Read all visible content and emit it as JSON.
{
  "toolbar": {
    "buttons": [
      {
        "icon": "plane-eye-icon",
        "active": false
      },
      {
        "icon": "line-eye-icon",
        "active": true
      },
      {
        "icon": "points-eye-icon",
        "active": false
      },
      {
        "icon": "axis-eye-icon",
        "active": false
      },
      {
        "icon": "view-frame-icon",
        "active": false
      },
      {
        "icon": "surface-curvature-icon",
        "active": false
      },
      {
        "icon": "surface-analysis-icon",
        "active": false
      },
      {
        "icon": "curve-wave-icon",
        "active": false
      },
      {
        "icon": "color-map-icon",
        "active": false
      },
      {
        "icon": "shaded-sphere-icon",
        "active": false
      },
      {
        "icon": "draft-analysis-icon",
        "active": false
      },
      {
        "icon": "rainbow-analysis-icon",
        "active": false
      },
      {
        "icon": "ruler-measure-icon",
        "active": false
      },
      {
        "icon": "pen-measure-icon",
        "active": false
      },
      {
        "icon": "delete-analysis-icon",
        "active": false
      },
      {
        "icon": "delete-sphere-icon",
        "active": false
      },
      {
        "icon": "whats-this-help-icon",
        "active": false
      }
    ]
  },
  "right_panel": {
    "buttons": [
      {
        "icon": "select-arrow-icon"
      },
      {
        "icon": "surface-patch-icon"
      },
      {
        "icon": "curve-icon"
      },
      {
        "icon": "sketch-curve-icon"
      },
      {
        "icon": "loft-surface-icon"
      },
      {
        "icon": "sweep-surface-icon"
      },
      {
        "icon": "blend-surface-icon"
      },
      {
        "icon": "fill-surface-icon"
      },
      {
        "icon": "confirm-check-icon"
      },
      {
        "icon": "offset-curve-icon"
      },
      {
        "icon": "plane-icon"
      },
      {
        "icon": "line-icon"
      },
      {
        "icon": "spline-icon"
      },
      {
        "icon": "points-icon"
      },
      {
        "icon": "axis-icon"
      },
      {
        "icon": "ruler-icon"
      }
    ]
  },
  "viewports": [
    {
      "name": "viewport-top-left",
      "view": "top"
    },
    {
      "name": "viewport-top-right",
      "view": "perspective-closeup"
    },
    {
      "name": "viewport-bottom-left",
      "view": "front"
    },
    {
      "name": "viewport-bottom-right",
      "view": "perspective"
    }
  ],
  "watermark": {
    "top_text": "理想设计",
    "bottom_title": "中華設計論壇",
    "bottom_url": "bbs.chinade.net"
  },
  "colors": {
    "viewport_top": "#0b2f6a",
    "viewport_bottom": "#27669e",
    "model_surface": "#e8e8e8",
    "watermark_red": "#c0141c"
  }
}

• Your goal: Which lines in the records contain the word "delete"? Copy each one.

• Result of the exercise:
        "icon": "delete-analysis-icon",
        "icon": "delete-sphere-icon",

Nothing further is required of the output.